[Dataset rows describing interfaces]
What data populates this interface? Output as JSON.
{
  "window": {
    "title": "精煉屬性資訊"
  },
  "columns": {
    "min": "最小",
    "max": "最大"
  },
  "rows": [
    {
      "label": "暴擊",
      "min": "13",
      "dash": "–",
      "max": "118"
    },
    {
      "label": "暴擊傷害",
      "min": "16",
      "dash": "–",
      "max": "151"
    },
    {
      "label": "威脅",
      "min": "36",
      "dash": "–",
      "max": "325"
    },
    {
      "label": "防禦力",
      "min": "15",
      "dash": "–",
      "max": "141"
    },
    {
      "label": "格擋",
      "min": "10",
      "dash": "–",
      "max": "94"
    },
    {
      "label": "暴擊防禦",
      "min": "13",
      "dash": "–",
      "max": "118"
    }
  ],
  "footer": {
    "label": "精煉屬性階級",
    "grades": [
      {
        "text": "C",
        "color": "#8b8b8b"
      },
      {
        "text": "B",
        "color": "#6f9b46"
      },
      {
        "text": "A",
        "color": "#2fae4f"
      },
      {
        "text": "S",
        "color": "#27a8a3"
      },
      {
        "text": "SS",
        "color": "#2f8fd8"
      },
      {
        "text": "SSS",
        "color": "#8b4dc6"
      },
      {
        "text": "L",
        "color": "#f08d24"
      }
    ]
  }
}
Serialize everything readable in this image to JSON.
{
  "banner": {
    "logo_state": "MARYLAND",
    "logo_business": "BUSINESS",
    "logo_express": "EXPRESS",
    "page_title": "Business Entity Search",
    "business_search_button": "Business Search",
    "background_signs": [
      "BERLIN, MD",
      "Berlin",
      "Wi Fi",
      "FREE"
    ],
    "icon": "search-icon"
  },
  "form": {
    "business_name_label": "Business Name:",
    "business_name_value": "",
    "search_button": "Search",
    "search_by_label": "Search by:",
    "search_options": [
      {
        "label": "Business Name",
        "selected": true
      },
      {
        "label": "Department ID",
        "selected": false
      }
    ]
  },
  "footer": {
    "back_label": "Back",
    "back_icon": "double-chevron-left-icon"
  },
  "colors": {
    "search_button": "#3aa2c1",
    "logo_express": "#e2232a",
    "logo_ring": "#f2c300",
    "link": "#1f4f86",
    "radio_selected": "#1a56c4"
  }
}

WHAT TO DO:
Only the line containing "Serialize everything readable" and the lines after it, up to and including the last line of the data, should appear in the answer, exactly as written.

OUTPUT FOR THIS TASK:
Serialize everything readable in this image to JSON.
{
  "banner": {
    "logo_state": "MARYLAND",
    "logo_business": "BUSINESS",
    "logo_express": "EXPRESS",
    "page_title": "Business Entity Search",
    "business_search_button": "Business Search",
    "background_signs": [
      "BERLIN, MD",
      "Berlin",
      "Wi Fi",
      "FREE"
    ],
    "icon": "search-icon"
  },
  "form": {
    "business_name_label": "Business Name:",
    "business_name_value": "",
    "search_button": "Search",
    "search_by_label": "Search by:",
    "search_options": [
      {
        "label": "Business Name",
        "selected": true
      },
      {
        "label": "Department ID",
        "selected": false
      }
    ]
  },
  "footer": {
    "back_label": "Back",
    "back_icon": "double-chevron-left-icon"
  },
  "colors": {
    "search_button": "#3aa2c1",
    "logo_express": "#e2232a",
    "logo_ring": "#f2c300",
    "link": "#1f4f86",
    "radio_selected": "#1a56c4"
  }
}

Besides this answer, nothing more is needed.